Amberlough by Lara Elena Donnelly. ★★★★
The best comparison I can make for Amberlough is that it’s a cross of Orwell’s 1984 and Kushner’s Swordspoint. It’s fantasy without magic, set in a world based on Weimar Berlin and experiencing the rise of fascism. Oh, and the three central characters are a gay spy, his smuggler lover, and a stripper who acts as his beard. Amberlough is both dark and somehow delightful.
Amberlough City is a corrupt but cultured city, the bustling heart of Gedda. But the One State Party (“Ospies”) want to unite Gedda’s four provinces into one centralized, socially conservative nation, and they are making increasing strides in shaping Gedda to their vision. Cyril DePaul is a spy who’s masters are growing concerned with the Ospies’s rise, but when Cyril’s cover is blown, he makes the decision to work with the Ospies for his own survival and that of his lover, smuggler Aristide Makricosta. Into this delicate dance of politics and survival, Aristide brings Cordelia Lehane, a dancer and drug dealer who works alongside him at the Bumble Bee club. As their way of life is threatened, these three will have to decide what they are willing to do to ensure their own survival and at what costs.
At its core, Amberlough is about the choices these three protagonists make and how the rise of a fascist government shapes them. What are they willing to do to survive? At what point are they willing to put their life on their line and fight? Each character ends up walking a different path, learning something about who they are under the pressure of the Ospies.
I adored all of the characters, even if I was frustrated by the decisions they made. Cyril admits that he’s a coward, and it becomes increasingly clear that he’s willing to put his own survival ahead of others… except maybe when it comes to Aristide. Aristide is a smuggler and drug king, but he may have more ethical compunctions than Cyril. While he values his own survival, he won’t cooperate with the Ospies to do so. I’d be hard pressed to chose between him and Cordelia as my favorite character of the novel. Cordelia’s a firecracker. Like all the others, she’s done morally questionable things to survive, including currently selling the same drug that killed her mother in order to make ends meet. But Amberlough is her home through and through, and she begins to realize that she’d rather stay and fight than run and live.

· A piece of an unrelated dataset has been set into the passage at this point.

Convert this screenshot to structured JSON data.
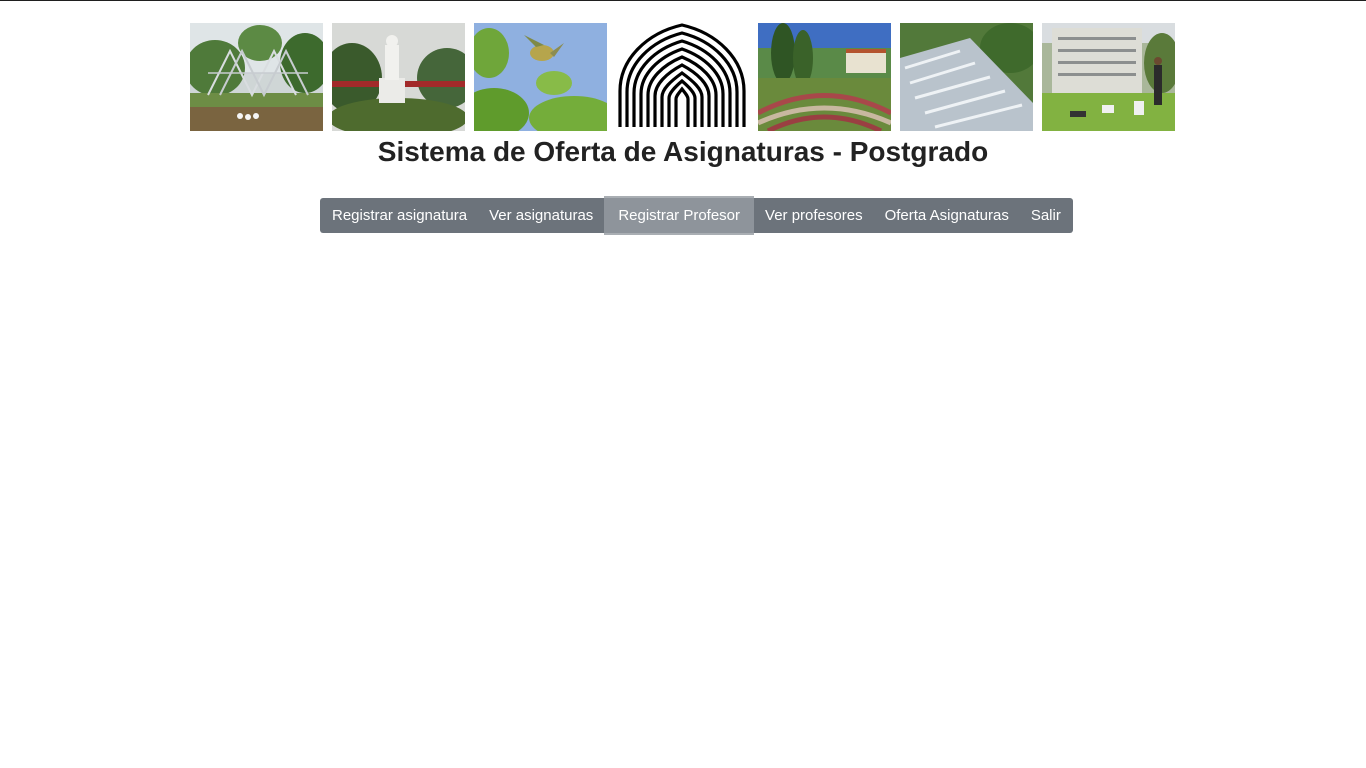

From the description, it may be obvious why I compared this book to Ellen Kushner’s Riverside novels and George Orwell’s 1984. Like Riverside, Amberlough is a fantasy story set in its own world but without magic and with a highly historical feel. Also like Riverside, queer characters proliferate. Like 1984, Amberlough deals with totalitarianism and cooperation versus resistance. However, Amberlough is completely its own story, and while the atmospheric setting may have clear parallels to Weimar Berlin, it’s different in other ways. For one, it is a lot more gender egalitarian than the time period its analogous to, and it’s actually much less patriarchal and better with female characters than either 1984 or Swordspoint. Working women seem common, referred to as “razors” for their short haircuts. Female generals are referenced offhandedly, and Cyril’s boss and the head of the spy agency is a woman. Of course, all this may change if the Ospies get their way.
Amberlough was just incredibly well written. From characters to world to plot to thematic material to emotional impact – Donnelly excels at all of these. I would never have guessed that this was a debut novel. While it may have started slow, by the end my eyes were gripped to the page. I’ll be incredibly surprised if this book doesn’t garner any award nominations – I think it’s clearly one of the best new releases of 2017. I’m also incredibly grateful for the announcement that Tor’s publishing two companion novels. I want more of Donnelly’s writing and of the world of Amberlough, and I encourage everyone else to read it. I doubt Amberlough will disappoint.